The Gallatin was named for President Thomas Jefferson's Secretary of the Treasury, Albert Gallatin.
Type/Rig/Class: 100-foot patrol boat
Builder: Defoe Boat & Motor Works, Bay City, Michigan
Dates of Service: 1926 - 1935
Displacement: 210 tons
Length: 99' 8"
Draft: 4' 6"
Machinery: 2 Grey Marine diesel engines; 300 BHP; twin propellers
Speed: 12 knots maximum
Complement: 15 (with 1 warrant officer)
Armament: 1 x 3"/23 (1930)
The fifth cutter named Gallatin, a 100-foot patrol boat built to combat rum-runners during Prohibition, was one of 13 in her class. These 13 were steel-hulled patrol boats that were capable of close inshore work but were slower than the 75-foot patrol boats. They made up for their slower speed and lack of maneuverability with better accommodations for the crew so that they could stay at sea for longer periods and work well off-shore. They were all built by Defoe Boat & Motor Works of Bay City, Michigan.
The Gallatin was stationed at New London, Connecticut and was sent to St. Petersburg, Florida in 1928. In 1933 she was transferred to Pascagoula, Mississippi where she remained until she was decommissioned in 1935.
Donald Canney. U.S. Coast Guard and Revenue Cutters, 1790-1935. Annapolis, MD: Naval Institute Press, 1995.
U.S. Coast Guard.
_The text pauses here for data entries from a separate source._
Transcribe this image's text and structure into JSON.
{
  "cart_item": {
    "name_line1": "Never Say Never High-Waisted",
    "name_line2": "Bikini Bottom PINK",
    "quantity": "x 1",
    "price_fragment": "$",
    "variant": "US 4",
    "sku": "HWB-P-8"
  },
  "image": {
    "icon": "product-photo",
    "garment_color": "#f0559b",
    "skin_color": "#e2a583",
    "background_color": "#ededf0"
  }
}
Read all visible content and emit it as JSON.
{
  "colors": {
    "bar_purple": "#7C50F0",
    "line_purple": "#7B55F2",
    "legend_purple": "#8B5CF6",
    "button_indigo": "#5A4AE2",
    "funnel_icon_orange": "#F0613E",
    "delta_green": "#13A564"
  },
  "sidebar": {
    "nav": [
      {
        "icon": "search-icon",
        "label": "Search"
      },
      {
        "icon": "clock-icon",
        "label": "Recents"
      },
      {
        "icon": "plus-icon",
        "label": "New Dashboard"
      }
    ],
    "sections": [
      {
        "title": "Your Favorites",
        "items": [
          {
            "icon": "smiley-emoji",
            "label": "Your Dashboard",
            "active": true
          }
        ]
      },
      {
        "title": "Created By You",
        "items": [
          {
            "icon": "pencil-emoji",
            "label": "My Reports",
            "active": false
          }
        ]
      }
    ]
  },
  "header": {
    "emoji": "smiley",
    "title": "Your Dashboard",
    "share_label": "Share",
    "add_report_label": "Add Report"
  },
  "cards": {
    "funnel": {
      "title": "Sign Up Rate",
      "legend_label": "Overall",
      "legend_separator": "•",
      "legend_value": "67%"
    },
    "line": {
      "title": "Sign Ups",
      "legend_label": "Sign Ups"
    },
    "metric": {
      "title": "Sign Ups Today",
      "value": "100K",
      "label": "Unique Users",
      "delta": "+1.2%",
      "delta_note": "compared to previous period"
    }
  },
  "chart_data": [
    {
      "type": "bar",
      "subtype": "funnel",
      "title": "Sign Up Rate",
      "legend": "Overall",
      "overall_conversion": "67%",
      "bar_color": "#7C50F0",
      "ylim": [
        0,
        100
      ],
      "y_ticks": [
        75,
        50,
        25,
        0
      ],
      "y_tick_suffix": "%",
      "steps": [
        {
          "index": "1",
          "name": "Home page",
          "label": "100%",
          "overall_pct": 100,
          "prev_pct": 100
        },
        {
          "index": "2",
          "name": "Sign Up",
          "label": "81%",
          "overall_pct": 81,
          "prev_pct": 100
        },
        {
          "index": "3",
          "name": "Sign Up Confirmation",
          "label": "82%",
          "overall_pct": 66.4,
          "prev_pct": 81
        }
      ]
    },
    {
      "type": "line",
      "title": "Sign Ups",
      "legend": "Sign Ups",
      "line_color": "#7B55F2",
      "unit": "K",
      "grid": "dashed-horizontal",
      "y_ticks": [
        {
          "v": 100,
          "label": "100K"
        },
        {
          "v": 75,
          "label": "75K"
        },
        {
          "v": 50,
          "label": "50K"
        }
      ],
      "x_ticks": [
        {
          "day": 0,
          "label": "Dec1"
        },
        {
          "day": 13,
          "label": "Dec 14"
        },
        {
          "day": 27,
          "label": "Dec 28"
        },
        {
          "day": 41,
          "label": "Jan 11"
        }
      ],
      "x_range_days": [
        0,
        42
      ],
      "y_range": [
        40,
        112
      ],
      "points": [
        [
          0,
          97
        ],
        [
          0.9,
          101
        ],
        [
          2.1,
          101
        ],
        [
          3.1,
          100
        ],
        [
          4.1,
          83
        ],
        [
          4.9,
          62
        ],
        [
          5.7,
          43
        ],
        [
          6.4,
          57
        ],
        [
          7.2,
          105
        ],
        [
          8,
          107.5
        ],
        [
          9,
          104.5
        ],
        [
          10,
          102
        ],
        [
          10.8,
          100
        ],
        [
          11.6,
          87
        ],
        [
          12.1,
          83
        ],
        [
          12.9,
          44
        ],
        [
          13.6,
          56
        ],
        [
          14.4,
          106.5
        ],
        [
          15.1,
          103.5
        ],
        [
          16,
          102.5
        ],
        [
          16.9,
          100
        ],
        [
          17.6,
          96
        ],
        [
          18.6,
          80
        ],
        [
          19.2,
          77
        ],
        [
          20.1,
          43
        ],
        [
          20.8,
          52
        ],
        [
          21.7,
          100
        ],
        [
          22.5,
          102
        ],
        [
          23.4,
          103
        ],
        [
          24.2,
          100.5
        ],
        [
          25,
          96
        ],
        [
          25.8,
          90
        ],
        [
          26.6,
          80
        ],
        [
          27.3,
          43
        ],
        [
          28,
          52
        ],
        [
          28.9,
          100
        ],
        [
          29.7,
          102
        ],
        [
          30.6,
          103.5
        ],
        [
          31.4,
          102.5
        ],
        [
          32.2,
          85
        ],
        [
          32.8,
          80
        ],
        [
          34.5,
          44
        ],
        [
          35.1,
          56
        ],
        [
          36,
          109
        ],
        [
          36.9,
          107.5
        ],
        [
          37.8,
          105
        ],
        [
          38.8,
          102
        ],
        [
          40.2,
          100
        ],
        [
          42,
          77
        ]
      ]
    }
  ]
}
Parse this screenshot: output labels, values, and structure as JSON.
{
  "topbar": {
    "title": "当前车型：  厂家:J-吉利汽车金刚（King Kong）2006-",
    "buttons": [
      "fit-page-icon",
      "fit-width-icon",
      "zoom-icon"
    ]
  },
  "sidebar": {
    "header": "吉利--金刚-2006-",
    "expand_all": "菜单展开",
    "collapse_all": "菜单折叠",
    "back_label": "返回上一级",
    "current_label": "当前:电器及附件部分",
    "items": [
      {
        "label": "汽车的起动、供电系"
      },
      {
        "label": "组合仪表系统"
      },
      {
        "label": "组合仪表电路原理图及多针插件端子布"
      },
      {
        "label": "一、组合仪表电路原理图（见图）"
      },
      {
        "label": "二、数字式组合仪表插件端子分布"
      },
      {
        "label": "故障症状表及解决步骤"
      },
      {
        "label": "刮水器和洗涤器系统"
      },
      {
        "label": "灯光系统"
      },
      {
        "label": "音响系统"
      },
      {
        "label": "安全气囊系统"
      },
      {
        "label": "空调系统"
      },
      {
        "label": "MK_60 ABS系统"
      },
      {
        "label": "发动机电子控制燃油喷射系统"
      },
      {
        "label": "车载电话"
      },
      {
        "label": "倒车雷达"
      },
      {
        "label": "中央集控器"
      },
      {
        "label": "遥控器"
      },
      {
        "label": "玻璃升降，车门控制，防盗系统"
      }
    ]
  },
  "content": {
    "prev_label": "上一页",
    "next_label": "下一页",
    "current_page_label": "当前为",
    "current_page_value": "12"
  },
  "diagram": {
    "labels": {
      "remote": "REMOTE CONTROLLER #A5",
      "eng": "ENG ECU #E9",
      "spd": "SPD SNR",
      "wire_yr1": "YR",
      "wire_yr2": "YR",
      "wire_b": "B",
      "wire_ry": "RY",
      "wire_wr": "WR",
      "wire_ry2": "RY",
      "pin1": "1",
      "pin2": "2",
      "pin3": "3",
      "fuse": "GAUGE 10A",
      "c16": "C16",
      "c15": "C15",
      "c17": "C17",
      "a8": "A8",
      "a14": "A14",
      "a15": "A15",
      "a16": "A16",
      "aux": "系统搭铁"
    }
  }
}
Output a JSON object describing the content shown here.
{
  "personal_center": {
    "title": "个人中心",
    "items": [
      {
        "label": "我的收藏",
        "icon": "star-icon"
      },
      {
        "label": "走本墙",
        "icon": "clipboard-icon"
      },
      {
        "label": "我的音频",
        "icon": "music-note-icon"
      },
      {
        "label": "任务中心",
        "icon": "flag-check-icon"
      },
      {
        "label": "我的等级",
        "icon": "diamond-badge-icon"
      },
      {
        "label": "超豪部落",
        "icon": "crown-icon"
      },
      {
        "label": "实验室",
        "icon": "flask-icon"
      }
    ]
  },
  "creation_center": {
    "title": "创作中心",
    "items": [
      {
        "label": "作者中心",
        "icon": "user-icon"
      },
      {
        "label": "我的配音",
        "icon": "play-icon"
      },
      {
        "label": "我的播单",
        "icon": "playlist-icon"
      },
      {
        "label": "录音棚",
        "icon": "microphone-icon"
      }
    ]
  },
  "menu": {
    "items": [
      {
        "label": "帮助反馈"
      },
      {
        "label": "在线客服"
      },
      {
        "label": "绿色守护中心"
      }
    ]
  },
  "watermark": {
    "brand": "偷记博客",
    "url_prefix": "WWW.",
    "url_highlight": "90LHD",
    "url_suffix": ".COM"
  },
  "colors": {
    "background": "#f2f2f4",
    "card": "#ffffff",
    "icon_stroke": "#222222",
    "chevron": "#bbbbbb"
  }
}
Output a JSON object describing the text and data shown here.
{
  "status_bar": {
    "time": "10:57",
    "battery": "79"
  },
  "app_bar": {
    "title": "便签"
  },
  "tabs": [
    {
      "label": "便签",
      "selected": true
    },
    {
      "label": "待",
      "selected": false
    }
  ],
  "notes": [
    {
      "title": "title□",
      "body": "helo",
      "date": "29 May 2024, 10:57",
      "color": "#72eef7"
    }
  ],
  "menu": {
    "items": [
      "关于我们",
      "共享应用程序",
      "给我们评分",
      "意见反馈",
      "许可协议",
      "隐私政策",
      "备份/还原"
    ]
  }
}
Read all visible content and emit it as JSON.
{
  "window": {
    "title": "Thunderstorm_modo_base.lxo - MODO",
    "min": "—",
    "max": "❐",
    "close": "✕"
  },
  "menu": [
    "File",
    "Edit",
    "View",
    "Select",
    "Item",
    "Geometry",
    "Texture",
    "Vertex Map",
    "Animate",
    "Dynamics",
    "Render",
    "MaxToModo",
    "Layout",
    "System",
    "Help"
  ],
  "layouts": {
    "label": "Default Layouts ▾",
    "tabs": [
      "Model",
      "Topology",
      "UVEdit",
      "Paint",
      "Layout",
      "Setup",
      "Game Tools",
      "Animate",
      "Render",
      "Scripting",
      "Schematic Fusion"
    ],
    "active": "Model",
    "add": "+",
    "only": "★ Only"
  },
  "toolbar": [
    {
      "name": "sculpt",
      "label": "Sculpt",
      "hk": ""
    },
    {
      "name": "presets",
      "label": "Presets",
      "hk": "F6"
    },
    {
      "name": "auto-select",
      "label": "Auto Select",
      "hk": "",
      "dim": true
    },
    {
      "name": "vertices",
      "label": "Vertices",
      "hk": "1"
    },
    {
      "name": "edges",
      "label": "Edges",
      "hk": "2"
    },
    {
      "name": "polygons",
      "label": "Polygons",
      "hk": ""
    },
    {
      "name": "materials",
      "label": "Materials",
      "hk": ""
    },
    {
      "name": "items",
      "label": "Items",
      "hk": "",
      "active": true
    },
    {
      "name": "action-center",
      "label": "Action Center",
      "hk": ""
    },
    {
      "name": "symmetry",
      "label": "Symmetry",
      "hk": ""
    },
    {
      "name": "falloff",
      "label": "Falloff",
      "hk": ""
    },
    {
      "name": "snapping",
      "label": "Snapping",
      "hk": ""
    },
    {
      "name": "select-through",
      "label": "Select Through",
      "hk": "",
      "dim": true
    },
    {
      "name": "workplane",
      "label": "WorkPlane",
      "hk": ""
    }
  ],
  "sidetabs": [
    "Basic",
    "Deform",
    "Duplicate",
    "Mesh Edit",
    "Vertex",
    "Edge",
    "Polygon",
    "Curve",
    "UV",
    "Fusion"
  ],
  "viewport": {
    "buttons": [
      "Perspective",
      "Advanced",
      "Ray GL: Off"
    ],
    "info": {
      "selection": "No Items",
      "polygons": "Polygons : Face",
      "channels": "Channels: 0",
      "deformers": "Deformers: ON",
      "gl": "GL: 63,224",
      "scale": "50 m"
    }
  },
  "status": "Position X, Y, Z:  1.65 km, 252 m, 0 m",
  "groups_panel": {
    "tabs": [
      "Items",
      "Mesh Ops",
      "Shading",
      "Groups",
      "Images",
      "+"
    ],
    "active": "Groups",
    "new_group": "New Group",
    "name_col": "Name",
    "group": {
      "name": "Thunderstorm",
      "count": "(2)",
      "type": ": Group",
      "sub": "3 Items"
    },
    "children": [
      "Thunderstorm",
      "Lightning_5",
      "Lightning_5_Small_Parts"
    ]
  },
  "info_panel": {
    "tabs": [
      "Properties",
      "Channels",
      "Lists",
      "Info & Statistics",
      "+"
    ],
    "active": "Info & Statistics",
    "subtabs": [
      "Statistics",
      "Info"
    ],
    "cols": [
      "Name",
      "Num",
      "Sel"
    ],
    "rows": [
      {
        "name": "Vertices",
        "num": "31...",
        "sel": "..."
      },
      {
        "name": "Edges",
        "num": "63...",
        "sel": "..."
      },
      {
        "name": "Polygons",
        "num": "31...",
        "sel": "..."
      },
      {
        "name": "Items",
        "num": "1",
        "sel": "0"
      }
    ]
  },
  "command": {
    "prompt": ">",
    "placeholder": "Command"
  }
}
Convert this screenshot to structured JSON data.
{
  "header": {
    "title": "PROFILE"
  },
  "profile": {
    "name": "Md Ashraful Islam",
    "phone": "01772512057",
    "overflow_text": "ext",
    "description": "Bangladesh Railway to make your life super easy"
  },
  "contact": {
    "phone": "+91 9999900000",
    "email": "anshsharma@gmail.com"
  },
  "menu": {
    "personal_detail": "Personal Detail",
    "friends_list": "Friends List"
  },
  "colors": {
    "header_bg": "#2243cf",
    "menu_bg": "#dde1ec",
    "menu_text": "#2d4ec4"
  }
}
Record of Movements: Vessels of the United States Coast Guard: 1790 - December 31, 1933. Washington, DC: U.S. Government Printing Office, 1934; 1989 (reprint).